Thursday, November 28, 2013

Sudan: Preserving Peace in the East

Source: International Crisis Group

Unless the marginalisation of Sudan’s East is addressed, renewed war and further fragmentation of the country is a growing possibility.

In its latest report, Sudan: Preserving Peace in the East, the International Crisis Group examines the situation in the forgotten East, which, in contrast to the fighting besetting the country’s other peripheries, has been without deadly conflict since the 2006 Eastern Sudan Peace Agreement (ESPA). But this quiet is increasingly fragile, as the conflict’s root causes remain and in some respects are more acute, due to the failure to implement many of the agreement’s core provisions.

The report’s major findings and recommendations are:
  • Despite its success in tying up the loose ends of conflict in eastern Sudan left unaddressed by the ruling National Congress Party (NCP), the initial promise of the ESPA quickly faded.
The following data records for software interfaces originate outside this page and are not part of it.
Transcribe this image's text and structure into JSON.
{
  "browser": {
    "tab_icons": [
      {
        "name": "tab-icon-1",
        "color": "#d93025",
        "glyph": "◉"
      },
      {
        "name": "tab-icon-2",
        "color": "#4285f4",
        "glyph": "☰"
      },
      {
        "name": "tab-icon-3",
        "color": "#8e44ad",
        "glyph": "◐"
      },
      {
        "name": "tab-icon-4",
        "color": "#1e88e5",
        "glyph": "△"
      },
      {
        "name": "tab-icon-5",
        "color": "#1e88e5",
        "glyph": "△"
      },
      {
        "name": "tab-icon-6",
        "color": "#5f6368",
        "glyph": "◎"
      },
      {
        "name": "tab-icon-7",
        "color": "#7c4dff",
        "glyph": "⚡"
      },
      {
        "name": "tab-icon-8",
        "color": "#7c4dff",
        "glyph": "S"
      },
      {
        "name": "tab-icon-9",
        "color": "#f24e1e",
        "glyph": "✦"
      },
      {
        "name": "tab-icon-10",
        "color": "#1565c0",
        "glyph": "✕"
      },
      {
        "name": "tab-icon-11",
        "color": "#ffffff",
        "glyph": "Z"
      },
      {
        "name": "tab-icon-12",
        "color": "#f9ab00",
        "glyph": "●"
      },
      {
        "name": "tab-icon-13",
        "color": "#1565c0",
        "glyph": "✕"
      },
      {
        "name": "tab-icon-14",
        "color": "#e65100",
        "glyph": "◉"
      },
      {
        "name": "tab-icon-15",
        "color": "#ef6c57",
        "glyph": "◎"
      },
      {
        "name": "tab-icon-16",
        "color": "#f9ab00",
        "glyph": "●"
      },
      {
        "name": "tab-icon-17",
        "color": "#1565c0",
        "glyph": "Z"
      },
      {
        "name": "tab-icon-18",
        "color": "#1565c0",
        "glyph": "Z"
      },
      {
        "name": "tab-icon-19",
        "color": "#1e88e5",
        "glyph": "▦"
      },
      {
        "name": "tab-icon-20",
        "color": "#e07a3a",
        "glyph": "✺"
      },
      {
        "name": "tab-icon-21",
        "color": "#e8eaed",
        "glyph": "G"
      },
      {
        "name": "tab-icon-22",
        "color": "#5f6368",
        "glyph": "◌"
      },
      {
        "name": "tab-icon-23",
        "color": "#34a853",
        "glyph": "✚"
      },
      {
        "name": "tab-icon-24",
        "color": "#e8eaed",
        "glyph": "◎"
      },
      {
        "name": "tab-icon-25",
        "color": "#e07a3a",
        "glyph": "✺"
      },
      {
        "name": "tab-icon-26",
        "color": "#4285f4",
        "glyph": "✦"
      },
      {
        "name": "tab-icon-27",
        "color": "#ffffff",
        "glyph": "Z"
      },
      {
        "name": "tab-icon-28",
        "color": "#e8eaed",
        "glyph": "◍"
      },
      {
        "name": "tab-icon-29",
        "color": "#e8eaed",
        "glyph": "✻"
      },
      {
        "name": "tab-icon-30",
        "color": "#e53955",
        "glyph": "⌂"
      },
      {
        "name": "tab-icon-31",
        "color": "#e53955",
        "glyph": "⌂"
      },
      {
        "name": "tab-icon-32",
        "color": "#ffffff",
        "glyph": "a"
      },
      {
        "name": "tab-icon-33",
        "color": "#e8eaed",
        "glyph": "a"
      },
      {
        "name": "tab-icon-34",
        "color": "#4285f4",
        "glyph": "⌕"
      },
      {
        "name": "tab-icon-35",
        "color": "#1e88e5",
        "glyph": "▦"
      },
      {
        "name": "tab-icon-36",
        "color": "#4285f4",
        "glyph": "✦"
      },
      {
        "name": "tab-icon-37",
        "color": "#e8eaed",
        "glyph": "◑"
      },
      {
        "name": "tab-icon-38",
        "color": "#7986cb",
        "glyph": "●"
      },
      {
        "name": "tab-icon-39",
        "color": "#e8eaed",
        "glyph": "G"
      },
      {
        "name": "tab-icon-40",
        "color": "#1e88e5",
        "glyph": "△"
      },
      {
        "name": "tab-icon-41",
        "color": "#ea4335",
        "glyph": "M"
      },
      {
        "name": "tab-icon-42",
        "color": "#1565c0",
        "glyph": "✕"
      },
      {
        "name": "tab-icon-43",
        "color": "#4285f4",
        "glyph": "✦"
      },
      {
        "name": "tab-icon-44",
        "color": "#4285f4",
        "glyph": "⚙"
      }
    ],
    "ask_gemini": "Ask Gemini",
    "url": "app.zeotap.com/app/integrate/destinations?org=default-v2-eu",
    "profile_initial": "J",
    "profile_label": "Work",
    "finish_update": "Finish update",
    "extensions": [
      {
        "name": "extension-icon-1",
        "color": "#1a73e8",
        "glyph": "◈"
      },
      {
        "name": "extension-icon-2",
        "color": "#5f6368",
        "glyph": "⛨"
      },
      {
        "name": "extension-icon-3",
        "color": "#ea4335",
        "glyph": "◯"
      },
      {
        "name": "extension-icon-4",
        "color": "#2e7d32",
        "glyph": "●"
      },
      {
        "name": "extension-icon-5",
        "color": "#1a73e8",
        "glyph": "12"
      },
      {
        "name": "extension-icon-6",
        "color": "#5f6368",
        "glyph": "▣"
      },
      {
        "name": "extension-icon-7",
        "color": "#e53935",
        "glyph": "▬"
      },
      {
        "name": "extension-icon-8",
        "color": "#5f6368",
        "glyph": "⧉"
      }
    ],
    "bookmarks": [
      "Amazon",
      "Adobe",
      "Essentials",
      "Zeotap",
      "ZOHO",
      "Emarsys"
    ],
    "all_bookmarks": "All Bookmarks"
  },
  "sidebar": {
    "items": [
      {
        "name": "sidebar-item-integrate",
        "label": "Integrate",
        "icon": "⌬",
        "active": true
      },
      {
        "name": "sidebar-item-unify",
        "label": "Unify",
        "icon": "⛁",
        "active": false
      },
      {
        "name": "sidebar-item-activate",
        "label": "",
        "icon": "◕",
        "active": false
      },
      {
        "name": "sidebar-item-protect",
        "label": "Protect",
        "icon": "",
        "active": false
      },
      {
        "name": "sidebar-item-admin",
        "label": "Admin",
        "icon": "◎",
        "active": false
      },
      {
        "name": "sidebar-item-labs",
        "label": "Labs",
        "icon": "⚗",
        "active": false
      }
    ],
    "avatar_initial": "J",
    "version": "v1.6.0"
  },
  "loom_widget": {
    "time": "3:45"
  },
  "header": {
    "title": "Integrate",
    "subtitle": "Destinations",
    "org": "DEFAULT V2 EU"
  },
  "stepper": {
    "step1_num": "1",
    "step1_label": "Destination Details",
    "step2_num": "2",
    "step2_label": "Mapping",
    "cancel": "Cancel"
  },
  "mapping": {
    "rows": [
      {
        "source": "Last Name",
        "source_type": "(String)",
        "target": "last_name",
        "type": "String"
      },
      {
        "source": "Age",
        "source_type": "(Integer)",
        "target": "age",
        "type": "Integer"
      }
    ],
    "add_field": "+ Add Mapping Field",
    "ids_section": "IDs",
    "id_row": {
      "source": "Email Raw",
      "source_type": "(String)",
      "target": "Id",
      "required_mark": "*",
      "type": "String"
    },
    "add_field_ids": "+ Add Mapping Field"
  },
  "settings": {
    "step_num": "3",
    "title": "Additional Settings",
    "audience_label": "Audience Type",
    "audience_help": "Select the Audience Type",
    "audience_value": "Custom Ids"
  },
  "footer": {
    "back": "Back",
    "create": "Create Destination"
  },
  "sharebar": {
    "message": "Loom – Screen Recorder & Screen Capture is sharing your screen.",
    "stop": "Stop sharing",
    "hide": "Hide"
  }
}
That it was only partially implemented by the NCP for reasons of political expedience and neglect was made easier by the weak political leadership of the Eastern Front, the alliance of armed insurgent groups.
  • The result has been further impoverishment and marginalisation of the forgotten East; the region’s population has little confidence in the local leaders who delivered the ESPA and is deeply suspicious of the NCP’s commitment to an equal sharing of wealth and political power.
  • The lack of an inclusive national process is pushing the East, like other peripheries, toward war and drawing in disgruntled ex-rebels. Eastern factions now call for toppling the regime and joining the Sudan Revolutionary Front, the alliance of mainly rebels from South Kordofan, Blue Nile and Darfur. Renewed fighting is more likely, especially given spreading war in those three regions.
  • Urgent remedial measures are needed to revive ESPA, including convening the envisaged regional consultative conference. Tangible benefits must be fast-tracked for ex-fighters for whom disarmament, demobilisation and reintegration (DDR) programs did not deliver. Pledges on the Eastern Sudan Reconstruction and Development Fund should be met and humanitarian access immediately opened up for the worst-affected South Tokar region.
  • Alongside these local measures, an inclusive national dialogue and process are needed to address the root causes of conflicts between Sudan’s peripheries and the centre. Ultimately, the East’s grievances are due to elites’ decades-long failure to achieve national consensus on how the country should be governed and to build an inclusive and peaceful state.
“The East’s problems cannot be resolved without addressing governance at the centre”, says Cedric Barnes, Horn of Africa Project Director. “Left unaddressed, demands could well rise to self-determination. For many now, separation must happen, whether by evolution or revolution”.

“As Sudan prepares to write a new permanent constitution, it needs to identify and make use of a forum that is genuinely comprehensive and national and so can address the core questions of its identity and system of rule, as well as wealth and power sharing”, says EJ Hogendoorn, Africa Program Deputy Director. “Otherwise, the spreading civil war in the peripheries may well lead to further fragmentation of the country”.